I reject being a model minority, but I must also negotiate the complexities of my cultural identity. While I was growing up in this small Southern town, I was also being raised by my conservative Hindu parents. My parents hate that I don’t really have many desi friends, and only recently, they’ve opened up and said, “If your husband is white, that’s okay; we just want you to get married.” Growing up, my parents hated that I embraced “American-ness;” they would say, “You’re not American. You’re Indian! Start acting like it!” They really struggled with the fact that I didn’t really speak Gujarati, that I didn’t embrace Hinduism, and that I sometimes didn’t enjoy the Gujarati food my mother made everyday.  Part of the reason I don’t have many desi friends is because I’m afraid of not being desi enough. From my parents’ perspectives, I don’t do the “Indian” things; I don’t really cook the my mother’s foods, dress the way my mother dresses, or embrace my mother’s religious traditions. From my parents’ perspectives, I dress “American,” eat “American” food, consume “American” media, and have “American” friends.

In this press conference, Junot Diaz gets a question about people not liking his use of the n***** word. He talks about how there’s an idea of “imperial blackness” which he defines as “a blackness where one person has the keys to what blackness means”. We are constantly putting each other in check; we are constantly judging others for not fitting into the model of blackness, brownness, “American-ness”, or whateverness. As a brown person, I judge Nikki Haley and Bobby Jindal for not being “Indian” enough while being judged by others for not being “Indian” enough. To try to boil down Indianness into things you check off on a list does disservice to all of us because there is so much diversity to group of people who call themselves Indian or “desi”. There are social, racial, historical, material, etc. realities that have contributed us having some shared experiences, traditions, history, etc. but we should not be so loyal to the idea of being “Indian” or “American” such that we seek to exclude people who do not fit neatly into these categories.
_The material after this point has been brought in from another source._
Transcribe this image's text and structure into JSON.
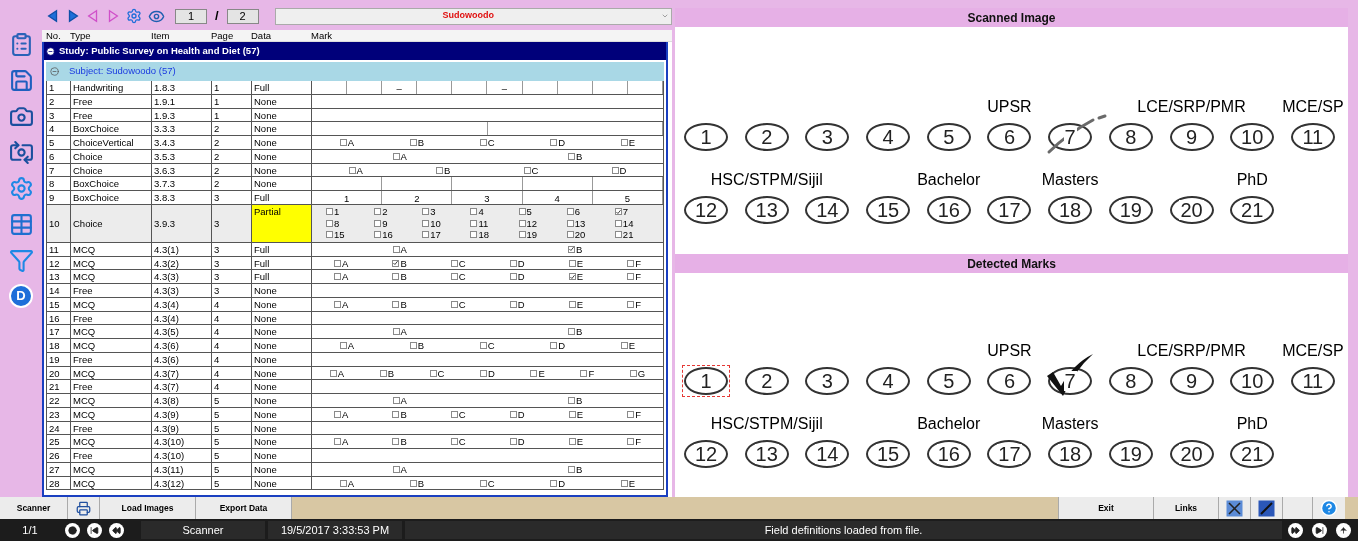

Where does all of that lead us now? To go to the title of this blog post “Who Am I? Where Do I Belong?”, I am Bhumika, and it doesn’t really matter where I belong because all of these identity categories are socially constructed.